Project Reference Relationship Related To Start End Student Name
BB/M016501/1 01/10/2015 30/09/2019
1698521 Studentship BB/M016501/1 01/10/2015 30/09/2019 Amy Richardson
Description This research has uncovered the presence of a high voltage activated potassium channel subunit on the presynaptic membrane of neurons in the auditory system. The subunit is likely required for the formation of functional channels at the synapse. This subunit is a potential target for compounds developed by Autifony aimed to increase neuronal activity in cases of age related hearing loss to compensate for diminished inputs to the brain from the ear. This research has been used as preliminary data for new funding to examine how mutations in this channel impact hearing.

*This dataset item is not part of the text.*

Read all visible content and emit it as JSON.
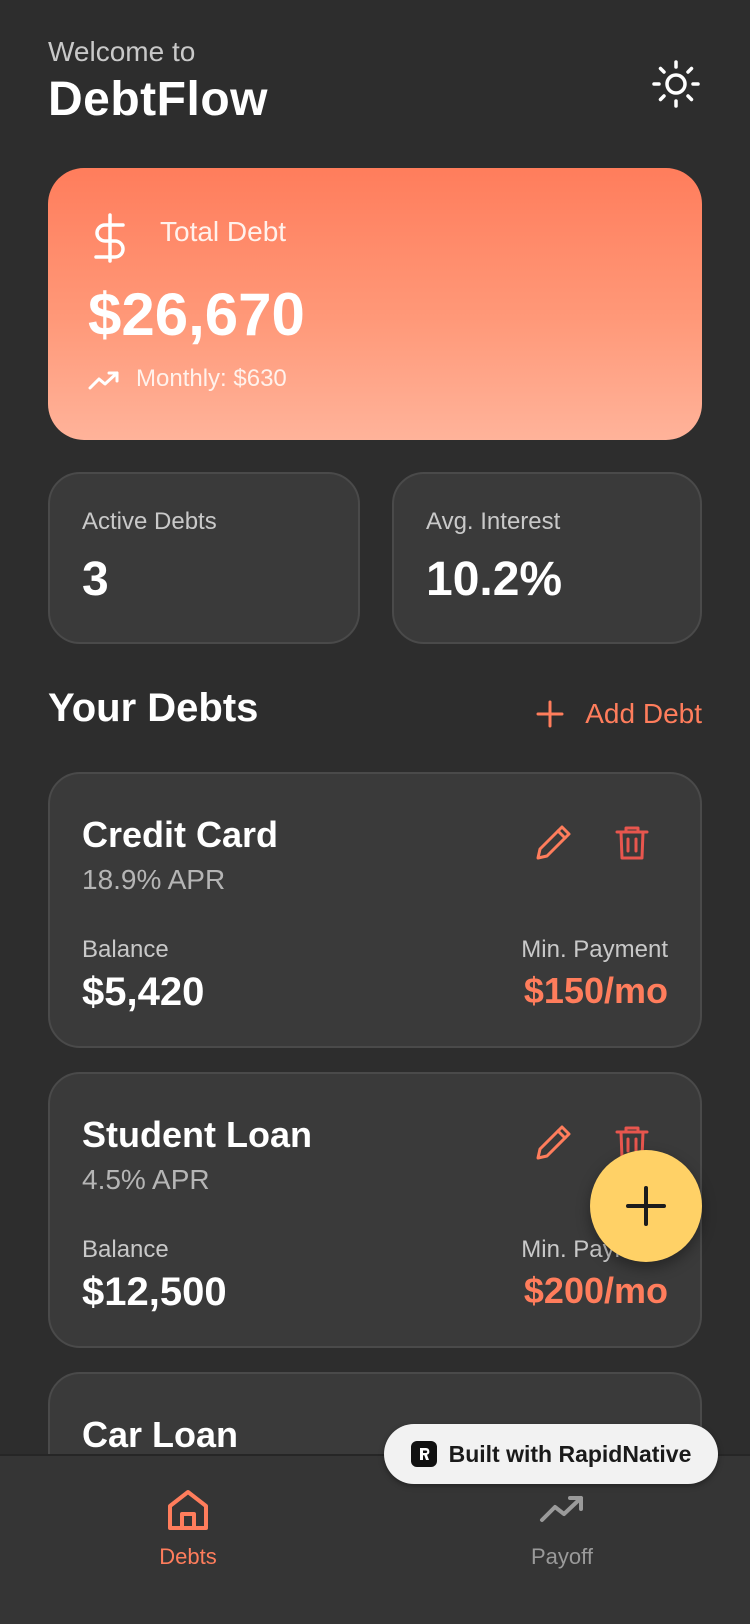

Exploitation Route This protein has been implicated in a number of different diseases (spinocerebellar ataxia, schizophrenia, tinnitus, hearing loss) and knowing the presynaptic location of the protein and its role in the brain can be used to determine mechanisms of disease.
Sectors Pharmaceuticals and Medical Biotechnology

Description Research findings have been presented to the public as an example of how basic research can impact individuals with hearing loss. Key findings have influenced drug targeting in partnership with Autifony.
Sector Pharmaceuticals and Medical Biotechnology
Impact Types Societal,Economic

Description Project grant
Amount £736,887 (GBP)
Funding ID BB/R001154/1 
Organisation Biotechnology and Biological Sciences Research Council (BBSRC) 
Sector Public
Country United Kingdom
Start 10/2017 
End 10/2020
Description Travel grant
Amount £500 (GBP)
Organisation Physiological Society 
Sector Charity/Non Profit
Country Global
Start 08/2017 
End 09/2017
Description Brain awareness day 
Form Of Engagement Activity Participation in an open day or visit at my research institution
Part Of Official Scheme? No
Geographic Reach Regional
Primary Audience Public/other audiences
Results and Impact Schools and general public were invited to the university to take part in a neuroscience day in which researchers, including myself present their work via posters, demonstrations and talks.
Year(s) Of Engagement Activity 2016,2017